The nature of literacy is an issue of global debate. When the National Literacy Strategy [NLS] was introduced into UK schools it was arguably the most ambitious educational reform programme in the world, and the controversy necessarily intensified. How can the impact of such reforms be assessed?
In its ten year history the NLS affected every primary and secondary teacher in the country and, therefore, every child. The initiative provoked a widespread recognition of the importance of literacy for all children and attracted the attention of many other governments. This book is the first definitive and objective review and evaluation of the impact of these literacy reforms. With contributions from the most respected experts on literacy and English from the UK and from across the world, this unprecedented critical examination explores:
- How teaching policy and practice were impacted by the reforms
- How the NLS came into being, how it was operated, what it did and did not achieve
- What we can learn from its successes and failures
- The most important aspects of the reforms, from policing grammar to the impact of ‘The Literacy Game’ and ‘informed prescription’ on teaching.
Whether you are a policy maker or classroom teacher, this book is an invaluable resource to anyone concerned about literacy. It provides readers from around the world with a genuine and evidence-based perspective on this immense initiative, lucidly evaluating the lessons learned from both its ambitions and its failures.
Table of Contents

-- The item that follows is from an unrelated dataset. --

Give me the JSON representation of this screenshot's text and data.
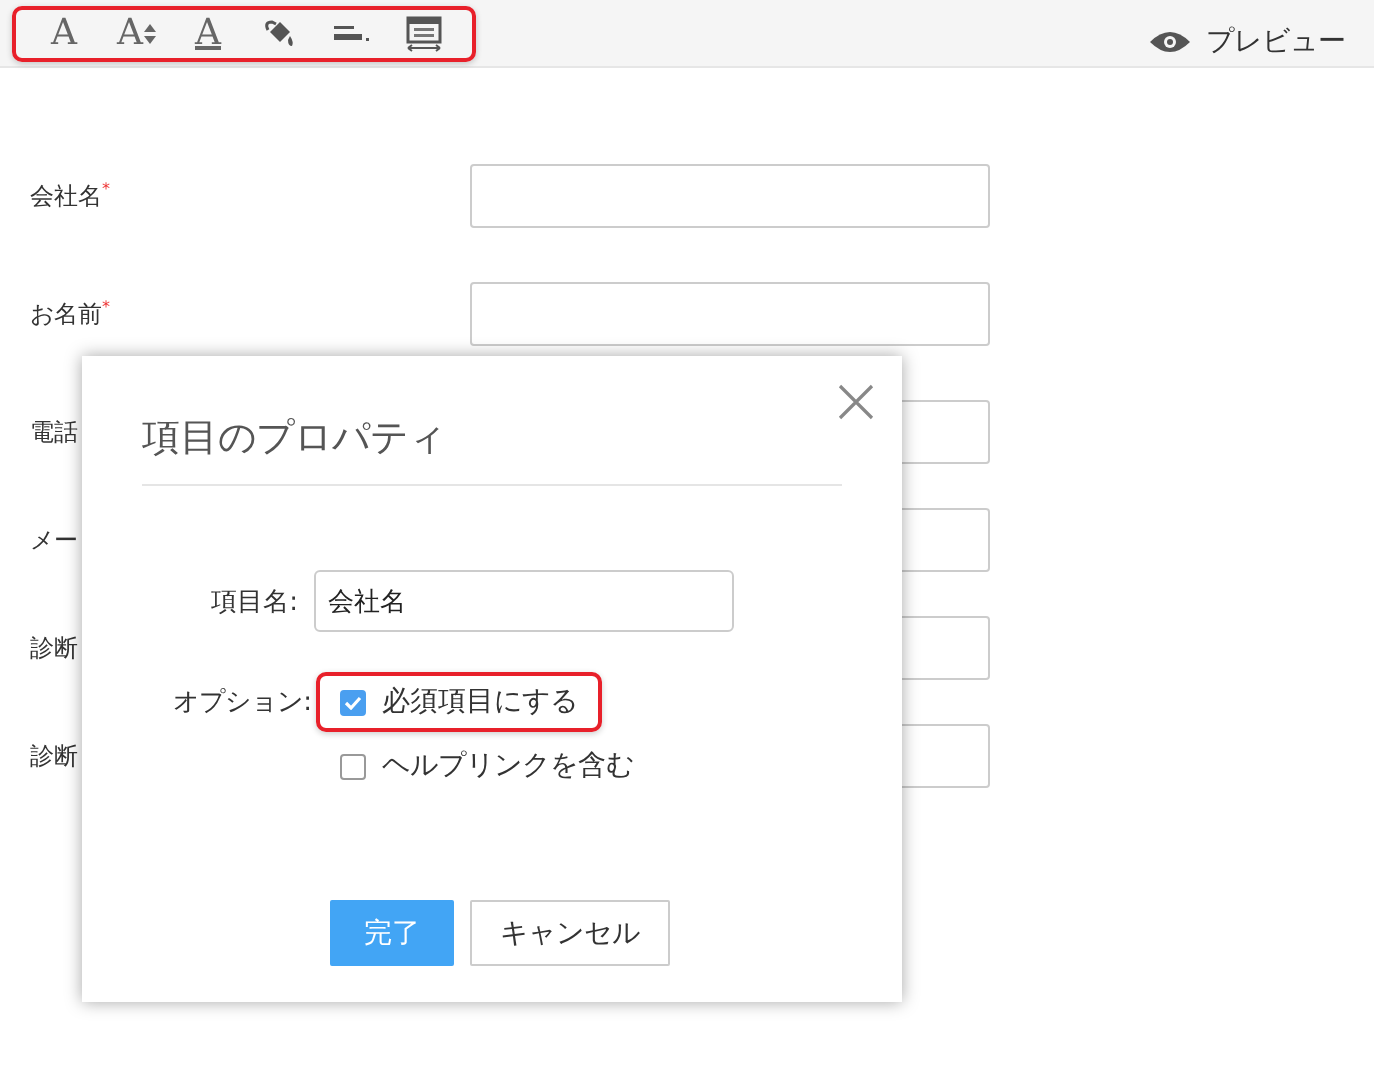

A. Goodwyn, Introduction. A. Burn, Beyond the Heuristic of Suspicion: the Value of Media Literacy. V. Ellis, What happened to teachers’ knowledge when they played ‘The Literacy Game’? D. Myhill, Policing Grammar - the Place of Grammar in Literacy Policy. R. Beard, The Origins, Evaluations and Implications of the National Literacy Strategy in England. S. Dix, G. Cawkwell & T. Locke, New Zealand’s Literacy Strategy: A Lengthening Tail and Wagging Dogs. B. Street, NLS1 and NLS2: Implications of a Social Literacies Perspective for Policies and Practices of Literacy Education. A. Goodwyn, The Impact of the Framework for English: Teachers Struggle against ‘Informed Prescription’. A. Lefstein, The Great Literacy Debate as Makeover Television: Notes on Genre Proliferation. D. Wyse, The Public, the Personal, and the Teaching of English, Language and Literacy.
Andrew Goodwyn is Head of the Institute of Education, University of Reading.
Carol Fuller is at the Institute of Education, University of Reading.